October is National Domestic Violence Awareness Month. Domestic violence affects millions, both women and men, of every race, religion, culture and status. The EAST COBBER presents East Cobb resident Carolyn Davenport’s essay on her domestic abuse experience. If you need assistance or want to talk to someone about domestic violence, the EAST COBBER has listed some local resources.
Domestic abuse can have a dramatic and devastating outcome on a person’s life. I know. I’m a survivor of seven years of abuse at the hands of my former husband. When I finally escaped under police protection, I was a mere shell of the person I had been.
People generally think of domestic abuse as violent attacks, mostly against women. But there is so much more to these situations, and that includes verbal, psychological, emotional and financial abuse. I endured them all. However, with help, I survived and went on to live a wonderful life. Victims need help to escape and survive abuse, whether they ask for it or not.
There is NEVER anything a victim does to deserve abuse by their partner. The one common trait that abusers share is total control and dominance over their victims. The same method of operation is found in sex-traffickers and kidnappers. The best way to not become a victim is to avoid abusers in the first place. There are behaviors that can be recognized early on. Abusers can be romantic and want a quick, permanent relationship, usually within a few months. They will make jealous accusations in the name of love. They want to control their partner’s every move. They can have a “Dr. Jekyll and Mr. Hyde” personality, one minute nice, the next attacking their victim to keep them off-guard. Many times abusers will hold their victims hostage in isolation. Abusers may verbally degrade their victims in public and in private. They may show cruelty to animals and children.

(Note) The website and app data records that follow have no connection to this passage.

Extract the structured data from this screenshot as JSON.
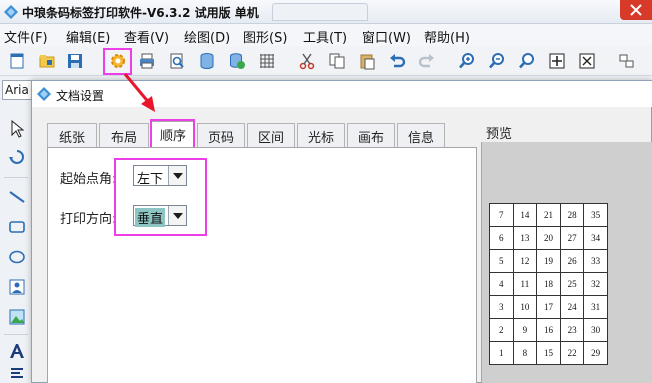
{
  "window": {
    "title": "中琅条码标签打印软件-V6.3.2 试用版 单机"
  },
  "menu": [
    "文件(F)",
    "编辑(E)",
    "查看(V)",
    "绘图(D)",
    "图形(S)",
    "工具(T)",
    "窗口(W)",
    "帮助(H)"
  ],
  "toolbar": {
    "icons": [
      "new-document-icon",
      "open-folder-icon",
      "save-icon",
      "document-settings-icon",
      "print-icon",
      "print-preview-icon",
      "database-icon",
      "database-add-icon",
      "grid-icon",
      "cut-icon",
      "copy-icon",
      "paste-icon",
      "undo-icon",
      "redo-icon",
      "zoom-in-icon",
      "zoom-out-icon",
      "zoom-fit-icon",
      "fit-width-icon",
      "fit-page-icon",
      "tile-icon"
    ]
  },
  "fontbar": {
    "font_value": "Aria"
  },
  "sidebar": {
    "icons": [
      "select-arrow-icon",
      "rotate-icon",
      "line-icon",
      "rectangle-icon",
      "ellipse-icon",
      "image-icon",
      "picture-icon",
      "text-icon",
      "format-text-icon"
    ]
  },
  "dialog": {
    "title": "文档设置",
    "tabs": [
      "纸张",
      "布局",
      "顺序",
      "页码",
      "区间",
      "光标",
      "画布",
      "信息"
    ],
    "active_tab": "顺序",
    "fields": {
      "start_corner_label": "起始点角:",
      "start_corner_value": "左下",
      "print_direction_label": "打印方向:",
      "print_direction_value": "垂直"
    },
    "preview": {
      "label": "预览",
      "grid": [
        [
          "7",
          "14",
          "21",
          "28",
          "35"
        ],
        [
          "6",
          "13",
          "20",
          "27",
          "34"
        ],
        [
          "5",
          "12",
          "19",
          "26",
          "33"
        ],
        [
          "4",
          "11",
          "18",
          "25",
          "32"
        ],
        [
          "3",
          "10",
          "17",
          "24",
          "31"
        ],
        [
          "2",
          "9",
          "16",
          "23",
          "30"
        ],
        [
          "1",
          "8",
          "15",
          "22",
          "29"
        ]
      ]
    }
  },
  "colors": {
    "highlight": "#ee3ee8",
    "arrow": "#e8152b",
    "selection": "#8cc5c4",
    "close_button": "#d83a2a"
  }
}
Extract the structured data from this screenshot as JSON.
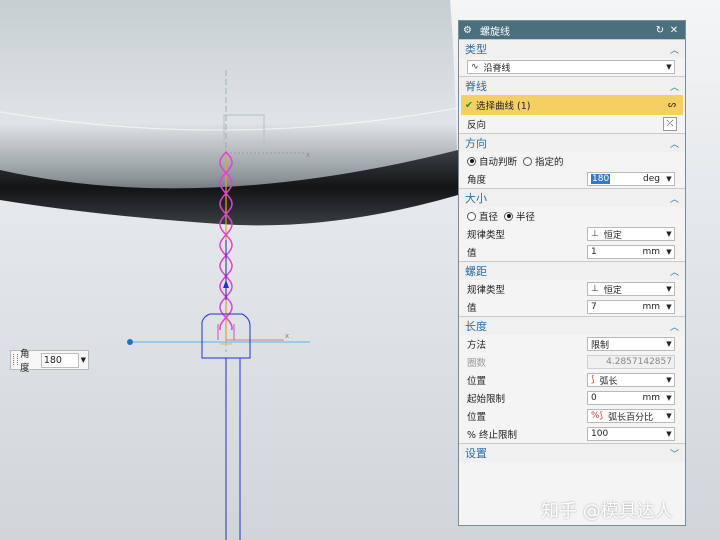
{
  "angle_widget": {
    "label": "角度",
    "value": "180"
  },
  "dialog": {
    "title": "螺旋线",
    "sections": {
      "type": {
        "header": "类型",
        "value": "沿脊线"
      },
      "spine": {
        "header": "脊线",
        "select_curve": "选择曲线 (1)",
        "reverse": "反向"
      },
      "orientation": {
        "header": "方向",
        "radio_auto": "自动判断",
        "radio_specified": "指定的",
        "selected": "自动判断",
        "angle_label": "角度",
        "angle_value": "180",
        "angle_unit": "deg"
      },
      "size": {
        "header": "大小",
        "radio_diameter": "直径",
        "radio_radius": "半径",
        "selected": "半径",
        "law_type_label": "规律类型",
        "law_type_value": "恒定",
        "value_label": "值",
        "value": "1",
        "unit": "mm"
      },
      "pitch": {
        "header": "螺距",
        "law_type_label": "规律类型",
        "law_type_value": "恒定",
        "value_label": "值",
        "value": "7",
        "unit": "mm"
      },
      "length": {
        "header": "长度",
        "method_label": "方法",
        "method_value": "限制",
        "turns_label": "圈数",
        "turns_value": "4.2857142857",
        "position1_label": "位置",
        "position1_value": "弧长",
        "start_limit_label": "起始限制",
        "start_limit_value": "0",
        "start_limit_unit": "mm",
        "position2_label": "位置",
        "position2_value": "弧长百分比",
        "end_limit_label": "% 终止限制",
        "end_limit_value": "100"
      },
      "settings": {
        "header": "设置"
      }
    }
  },
  "watermark": "知乎 @模具达人",
  "colors": {
    "titlebar": "#4b6f7c",
    "section_header_text": "#2d6fa3",
    "highlight": "#f4cf62",
    "helix": "#e040d8",
    "axis_blue": "#2233cc"
  }
}
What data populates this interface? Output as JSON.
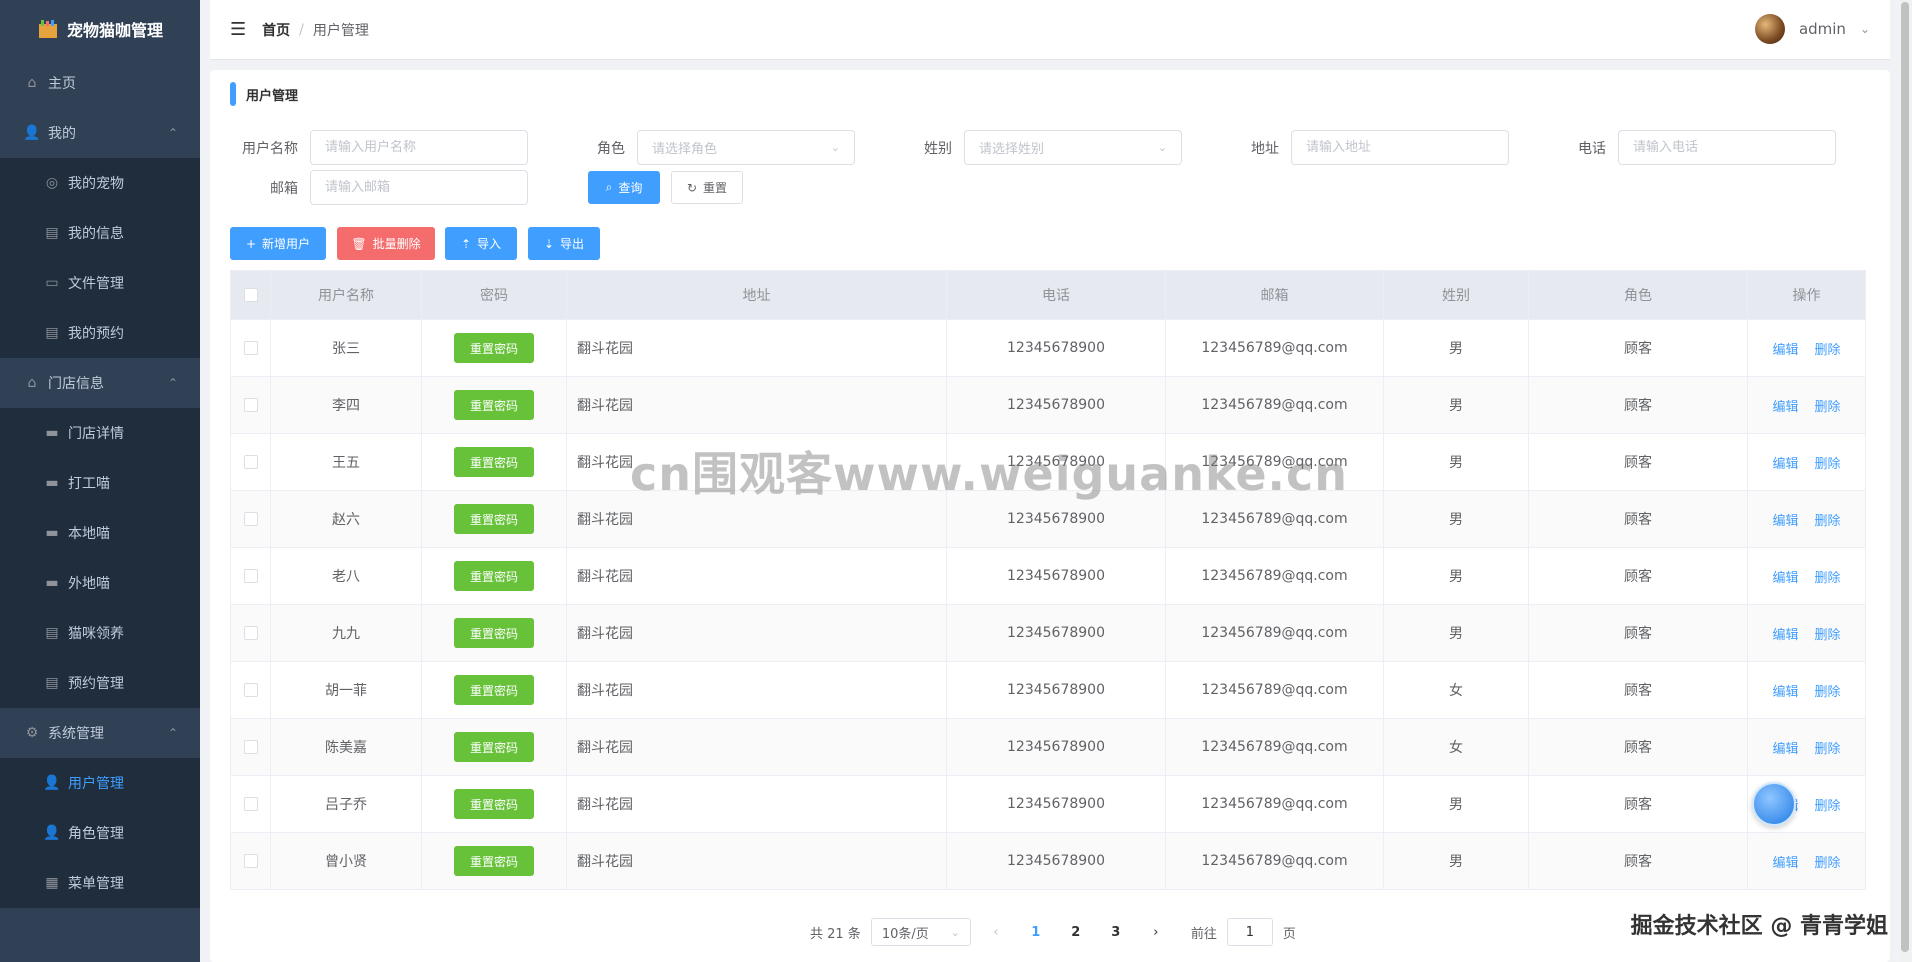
{
  "app": {
    "title": "宠物猫咖管理"
  },
  "sidebar": {
    "items": [
      {
        "label": "主页",
        "icon": "home-icon",
        "level": 0
      },
      {
        "label": "我的",
        "icon": "user-icon",
        "level": 0,
        "expanded": true
      },
      {
        "label": "我的宠物",
        "icon": "pet-icon",
        "level": 1
      },
      {
        "label": "我的信息",
        "icon": "doc-icon",
        "level": 1
      },
      {
        "label": "文件管理",
        "icon": "briefcase-icon",
        "level": 1
      },
      {
        "label": "我的预约",
        "icon": "doc-icon",
        "level": 1
      },
      {
        "label": "门店信息",
        "icon": "house-icon",
        "level": 0,
        "expanded": true
      },
      {
        "label": "门店详情",
        "icon": "monitor-icon",
        "level": 1
      },
      {
        "label": "打工喵",
        "icon": "monitor-icon",
        "level": 1
      },
      {
        "label": "本地喵",
        "icon": "monitor-icon",
        "level": 1
      },
      {
        "label": "外地喵",
        "icon": "monitor-icon",
        "level": 1
      },
      {
        "label": "猫咪领养",
        "icon": "doc-icon",
        "level": 1
      },
      {
        "label": "预约管理",
        "icon": "doc-icon",
        "level": 1
      },
      {
        "label": "系统管理",
        "icon": "gear-icon",
        "level": 0,
        "expanded": true
      },
      {
        "label": "用户管理",
        "icon": "user-icon",
        "level": 1,
        "active": true
      },
      {
        "label": "角色管理",
        "icon": "user-icon",
        "level": 1
      },
      {
        "label": "菜单管理",
        "icon": "grid-icon",
        "level": 1
      }
    ]
  },
  "header": {
    "breadcrumb": {
      "home": "首页",
      "separator": "/",
      "current": "用户管理"
    },
    "username": "admin"
  },
  "card": {
    "title": "用户管理"
  },
  "search": {
    "username": {
      "label": "用户名称",
      "placeholder": "请输入用户名称"
    },
    "role": {
      "label": "角色",
      "placeholder": "请选择角色"
    },
    "gender": {
      "label": "姓别",
      "placeholder": "请选择姓别"
    },
    "address": {
      "label": "地址",
      "placeholder": "请输入地址"
    },
    "phone": {
      "label": "电话",
      "placeholder": "请输入电话"
    },
    "email": {
      "label": "邮箱",
      "placeholder": "请输入邮箱"
    },
    "query_label": "查询",
    "reset_label": "重置"
  },
  "toolbar": {
    "add_label": "新增用户",
    "batch_delete_label": "批量删除",
    "import_label": "导入",
    "export_label": "导出"
  },
  "table": {
    "headers": [
      "用户名称",
      "密码",
      "地址",
      "电话",
      "邮箱",
      "姓别",
      "角色",
      "操作"
    ],
    "reset_pwd_label": "重置密码",
    "edit_label": "编辑",
    "delete_label": "删除",
    "rows": [
      {
        "name": "张三",
        "address": "翻斗花园",
        "phone": "12345678900",
        "email": "123456789@qq.com",
        "gender": "男",
        "role": "顾客"
      },
      {
        "name": "李四",
        "address": "翻斗花园",
        "phone": "12345678900",
        "email": "123456789@qq.com",
        "gender": "男",
        "role": "顾客"
      },
      {
        "name": "王五",
        "address": "翻斗花园",
        "phone": "12345678900",
        "email": "123456789@qq.com",
        "gender": "男",
        "role": "顾客"
      },
      {
        "name": "赵六",
        "address": "翻斗花园",
        "phone": "12345678900",
        "email": "123456789@qq.com",
        "gender": "男",
        "role": "顾客"
      },
      {
        "name": "老八",
        "address": "翻斗花园",
        "phone": "12345678900",
        "email": "123456789@qq.com",
        "gender": "男",
        "role": "顾客"
      },
      {
        "name": "九九",
        "address": "翻斗花园",
        "phone": "12345678900",
        "email": "123456789@qq.com",
        "gender": "男",
        "role": "顾客"
      },
      {
        "name": "胡一菲",
        "address": "翻斗花园",
        "phone": "12345678900",
        "email": "123456789@qq.com",
        "gender": "女",
        "role": "顾客"
      },
      {
        "name": "陈美嘉",
        "address": "翻斗花园",
        "phone": "12345678900",
        "email": "123456789@qq.com",
        "gender": "女",
        "role": "顾客"
      },
      {
        "name": "吕子乔",
        "address": "翻斗花园",
        "phone": "12345678900",
        "email": "123456789@qq.com",
        "gender": "男",
        "role": "顾客"
      },
      {
        "name": "曾小贤",
        "address": "翻斗花园",
        "phone": "12345678900",
        "email": "123456789@qq.com",
        "gender": "男",
        "role": "顾客"
      }
    ]
  },
  "pagination": {
    "total_label": "共 21 条",
    "page_size_label": "10条/页",
    "pages": [
      "1",
      "2",
      "3"
    ],
    "current_page": "1",
    "goto_prefix": "前往",
    "goto_value": "1",
    "goto_suffix": "页"
  },
  "overlay": {
    "watermark": "cn围观客www.weiguanke.cn",
    "corner_credit": "掘金技术社区 @ 青青学姐"
  },
  "colors": {
    "sidebar_bg": "#304156",
    "primary": "#409eff",
    "success": "#67c23a",
    "danger": "#f56c6c"
  }
}
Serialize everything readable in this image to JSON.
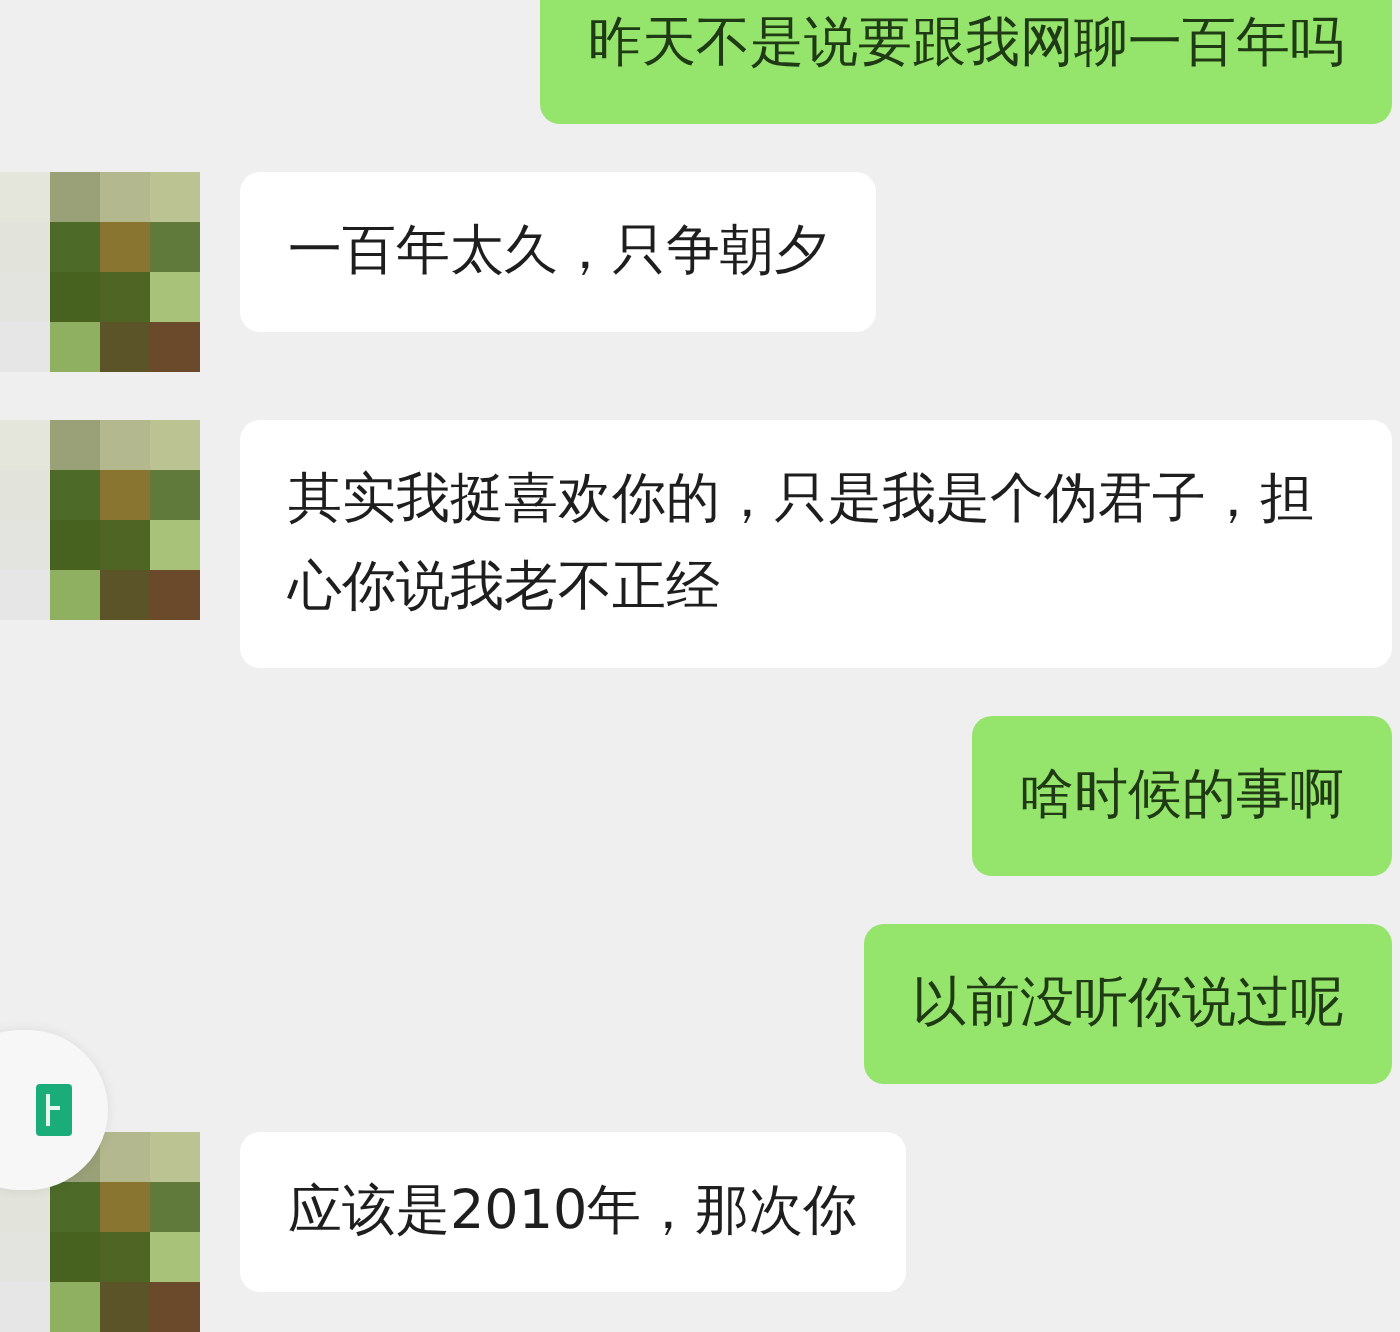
{
  "messages": [
    {
      "kind": "me",
      "text": "昨天不是说要跟我网聊一百年吗"
    },
    {
      "kind": "other",
      "text": "一百年太久，只争朝夕"
    },
    {
      "kind": "other",
      "text": "其实我挺喜欢你的，只是我是个伪君子，担心你说我老不正经"
    },
    {
      "kind": "me",
      "text": "啥时候的事啊"
    },
    {
      "kind": "me",
      "text": "以前没听你说过呢"
    },
    {
      "kind": "other",
      "text": "应该是2010年，那次你"
    }
  ]
}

If you are in an abusive relationship, you must plan ahead for your escape. Think of your situation as an approaching storm. You would not wait until a tornado hits your home before you select your secure room. The same goes for escaping abuse. You will not think clearly when you are fleeing your abuser. Here are some tips I found helpful:
- Keep important papers with you, such as your driver’s license, passport and birth certificate.
- Keep cash on hand.
- If you have a car, keep the doors locked.
- You should also watch the rear-view mirror for anyone following you, whether it is the abuser or another car driven by a stranger. That stranger could be a friend of the abuser aiding and abetting him. Should you see the same car for too long, try to evade it and/or drive to the local police station.
- If you get help from the police to escape, they can take you to a local shelter.
- If you have had your abuser evicted, change your home door locks.
- Change your routine so your abuser cannot predict your whereabouts.
On a personal note, I want to implore employers to help employees who are in abusive relationships. Please do not lay off or fire them. They are at a time in their life when they not only need assistance and support from others, but will need their income more than ever should they be forced out of their home. A simple gesture of getting them a hotel room or transportation to a family member’s home could save their life. If it were not for my employers, I probably would not be here today to write this article.
My advocacy for abuse victims comes in the form of motivational speaking. Victims are in every walk of life, whether it be the business world or in college. I am available to try to help educate the public about the traits of abusers and victims, and how the abused can safely find a way to freedom. It is possible. I’m living proof. You just have to want it and get the help you need.
This article was written by Carolyn Davenport and originally appeared in our October issue, on page 26. Click here to view our digital edition.